Of excellent dumb discourse.
[Aside.] Praise in departing.
They vanish’d strangely.
No matter, since
They have left their viands behind; for we have stomachs.—
Will’t please you to taste of what is here?
Faith, sir, you need not fear. When we were boys,
Who would believe that there were mountaineers
Dew-lapp’d like bulls, whose throats had hanging at them
Wallets of flesh? or that there were such men
Whose heads stood in their breasts? which now we find
Each putter-out of five for one will bring us
Good warrant of.
I will stand to and feed,
Although my last; no matter, since I feel
The best is past.—Brother, my lord the duke,
Stand to and do as we.
Thunder and lightning. EnterAriellike a harpy; claps his wings upon the table; and, with a quaint device, the banquet vanishes.
You are three men of sin, whom Destiny—
That hath to instrument this lower world
And what is in’t,—the never-surfeited sea
Hath caused to belch up you; and on this island
Where man doth not inhabit; you ’mongst men
Being most unfit to live. I have made you mad;
[SeeingAlon., Seb.,&c., draw their swords.
And even with such-like valour men hang and drown
Their proper selves. You fools! I and my fellows
Are ministers of fate: the elements
Of whom your swords are temper’d, may as well
Wound the loud winds, or with bemock’d-at stabs
Kill the still-closing waters, as diminish
One dowle that’s in my plume; my fellow-ministers
Are like invulnerable.
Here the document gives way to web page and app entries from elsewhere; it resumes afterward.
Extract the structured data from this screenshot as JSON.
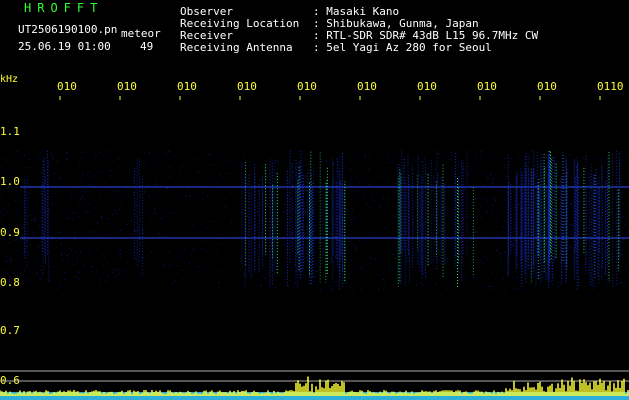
{
  "header": {
    "brand": "HROFFT",
    "filename": "UT2506190100.pn",
    "datetime": "25.06.19 01:00",
    "type_label": "meteor",
    "count": "49"
  },
  "station": {
    "labels": [
      "Observer",
      "Receiving Location",
      "Receiver",
      "Receiving Antenna"
    ],
    "values": [
      ": Masaki Kano",
      ": Shibukawa, Gunma, Japan",
      ": RTL-SDR SDR# 43dB L15 96.7MHz CW",
      ": 5el Yagi Az 280 for Seoul"
    ]
  },
  "time_axis": {
    "ticks": [
      "010",
      "010",
      "010",
      "010",
      "010",
      "010",
      "010",
      "010",
      "010",
      "0110"
    ]
  },
  "freq_axis": {
    "unit": "kHz",
    "ticks": [
      "1.1",
      "1.0",
      "0.9",
      "0.8",
      "0.7",
      "0.6"
    ]
  },
  "colors": {
    "brand": "#2fff2f",
    "tick_labels": "#ffff33",
    "signal_low": "#1a2fd0",
    "signal_high": "#30ff80",
    "level_trace": "#ffff33",
    "level_base": "#33ccff"
  }
}
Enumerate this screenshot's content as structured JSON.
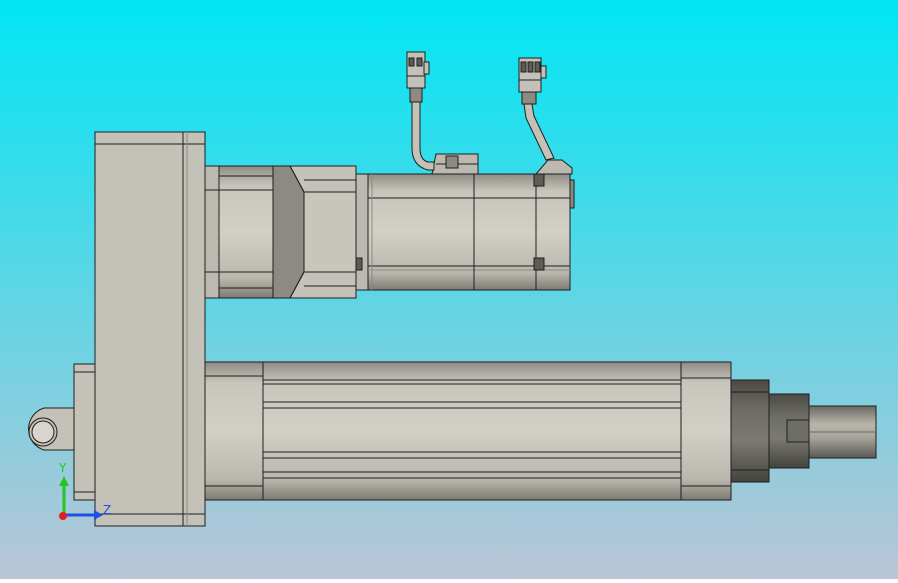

If you could hurt,
Your swords are now too massy for your strengths,
And will not be uplifted. But, remember,—
For that’s my business to you,—that you three
From Milan did supplant good Prospero;
Expos’d unto the sea, which hath requit it,
Him and his innocent child: for which foul deed
The powers, delaying, not forgetting, have
Incens’d the seas and shores, yea, all the creatures,
Against your peace. Thee of thy son, Alonso,
They have bereft; and do pronounce, by me,
Lingering perdition,—worse than any death
Can be at once,—shall step by step attend
You and your ways; whose wraths to guard you from—
Which here in this most desolate isle, else falls
Upon your heads,—is nothing but heart-sorrow
And a clear life ensuing.
He vanishes in thunder; then, to soft music, enter the Shapes again, and dance with mocks and mows, and carry out the table.
[Aside.] Bravely the figure of this harpy hast thou
Perform’d, my Ariel; a grace it had, devouring:
Of my instruction hast thou nothing bated
In what thou hadst to say: so, with good life
And observation strange, my meaner ministers
Their several kinds have done. My high charms work,
And these mine enemies are all knit up
In their distractions: they now are in my power;
And in these fits I leave them, while I visit
Young Ferdinand,—whom they suppose is drown’d,—
And his and mine lov’d darling.
I the name of something holy, sir, why stand you
In this strange stare?
O, it is monstrous! monstrous!
Methought the billows spoke and told me of it;
The winds did sing it to me; and the thunder,
That deep and dreadful organ-pipe, pronounc’d
The name of Prosper: it did bass my trespass.
Therefore my son i’ th’ ooze is bedded; and
I’ll seek him deeper than e’er plummet sounded,
And with him there lie mudded.
But one fiend at a time,
I’ll fight their legions o’er.
I’ll be thy second.
All three of them are desperate; their great guilt,
Like poison given to work a great time after,
Now ’gins to bite the spirits.—I do beseech you
That are of suppler joints, follow them swiftly
And hinder them from what this ecstasy
May now provoke them to.
Follow, I pray you.